He believes there’s a “ton” of career opportunity over here, especially as the insurance markets grow more sophisticated, and with insurers having the expertise for a deal, “they don’t feel they’ve got to rely on somebody in Lloyd’s or in London to fact-check it and sign off on a risk, and they just jump on, follow on that risk, too.”
Long before Jamie Reid became the president of A.P. Reid, it was his babysitter. Reid grew up at the brokerage his mother founded: he can remember folding statements on a coffee table at his grandmother’s house when he was 10, and one of his first jobs was with the company. Before becoming president in 2010, he worked in every part of the business: customer service, IT, personal lines, commercial lines—everything. He says this all-purpose education means he can work “all the way down to the granular operational level with our staff and managers.”
Reid has seen—and driven—a lot of change at the Dartmouth company. Since he became a partner in 2000, the staff has grown from about 20 to 63 “ridiculously hard workers.” A.P. Reid made its first Ontario acquisition a few months ago: Robert C. Davis Insurance in Waterdown. They’ve done business with national programs in Ontario and other provinces for years, but the purchase also reflects their home province’s economic reality: more and more Nova Scotians are leaving, bound for Ontario and Alberta. At the same time, A.P. Reid has created and staffed a national service centre in its hometown. “Our goal is to grow nationally, yet provide as much of that service as we can from here at home.”
With insurers dealing with brokers on a largely provincial level, Reid knows “the industry is set up in such a way that it is nearly impossible to do what we’re trying to do, and we feel it every single day.” But he’s undaunted by the challenges of moving into other provinces. “We’re moving forward, we’re going with the plan, and with some extreme push, everybody’s going to come along with us.”
Panchali Shah knows now she should have listened to her professor. He told her she’d be well-suited to the brokerage world. So, naturally… she became an underwriter. She lasted only a couple of years at that before she found her true direction in Marsh’s risk management department.
She considers herself fortunate enough to be chosen for a graduate training program, “which at the time was phenomenal.” Whisked off to three different cities with other promising hopefuls, the program taught her “how to think differently about risk, and about how to analyze risk and how to see opportunities in what our clients present to us, and find solutions for them. Because that’s really what we’re doing: finding solutions for our clients, and really being client-focused.”
Years later, and now the mother of twins, she works on large hospitality, railroad and telecom accounts, and she’s travelled numerous times to Europe, London and Bermuda to secure capacity on various insurance programs.
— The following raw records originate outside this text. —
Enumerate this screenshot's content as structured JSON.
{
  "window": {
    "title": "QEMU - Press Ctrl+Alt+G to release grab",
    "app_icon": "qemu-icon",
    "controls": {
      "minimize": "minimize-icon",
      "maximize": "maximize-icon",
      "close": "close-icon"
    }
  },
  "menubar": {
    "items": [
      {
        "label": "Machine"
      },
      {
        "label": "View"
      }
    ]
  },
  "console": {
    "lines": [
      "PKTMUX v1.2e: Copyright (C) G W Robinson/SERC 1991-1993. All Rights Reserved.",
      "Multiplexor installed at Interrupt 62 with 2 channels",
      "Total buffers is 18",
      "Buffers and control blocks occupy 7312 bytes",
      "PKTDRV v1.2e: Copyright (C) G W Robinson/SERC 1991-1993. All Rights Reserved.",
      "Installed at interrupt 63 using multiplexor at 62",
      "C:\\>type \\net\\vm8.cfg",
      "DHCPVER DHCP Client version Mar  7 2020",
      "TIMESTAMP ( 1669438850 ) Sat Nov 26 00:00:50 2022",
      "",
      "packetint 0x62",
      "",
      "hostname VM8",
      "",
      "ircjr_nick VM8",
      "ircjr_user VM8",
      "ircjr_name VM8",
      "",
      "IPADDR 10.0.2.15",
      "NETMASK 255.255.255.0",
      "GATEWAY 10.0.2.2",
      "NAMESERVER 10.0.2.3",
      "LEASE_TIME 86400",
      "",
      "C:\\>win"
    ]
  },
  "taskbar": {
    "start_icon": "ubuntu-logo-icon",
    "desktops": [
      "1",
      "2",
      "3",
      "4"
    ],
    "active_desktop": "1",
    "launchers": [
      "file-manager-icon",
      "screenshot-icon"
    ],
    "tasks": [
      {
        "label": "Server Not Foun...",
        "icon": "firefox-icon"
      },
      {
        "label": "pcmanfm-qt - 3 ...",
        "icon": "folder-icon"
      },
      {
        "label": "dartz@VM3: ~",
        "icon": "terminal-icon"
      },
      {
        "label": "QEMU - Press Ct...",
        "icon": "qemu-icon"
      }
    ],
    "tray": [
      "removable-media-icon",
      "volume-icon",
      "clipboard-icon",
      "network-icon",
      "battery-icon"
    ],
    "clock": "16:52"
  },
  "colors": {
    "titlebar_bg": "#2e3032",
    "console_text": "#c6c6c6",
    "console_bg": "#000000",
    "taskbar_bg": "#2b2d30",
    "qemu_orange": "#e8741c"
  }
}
Shah says what keeps her motivated and excited about her work “is putting complex placements together. You know, the actual deal itself. So the more challenging the placement, the more complex the market conditions—or the industry for that matter—the greater the satisfaction there is when you finally put it together.”
Copyright 2014 Rogers Publishing Ltd. This article first appeared in the September 2014 edition of Canadian Insurance Top Broker magazine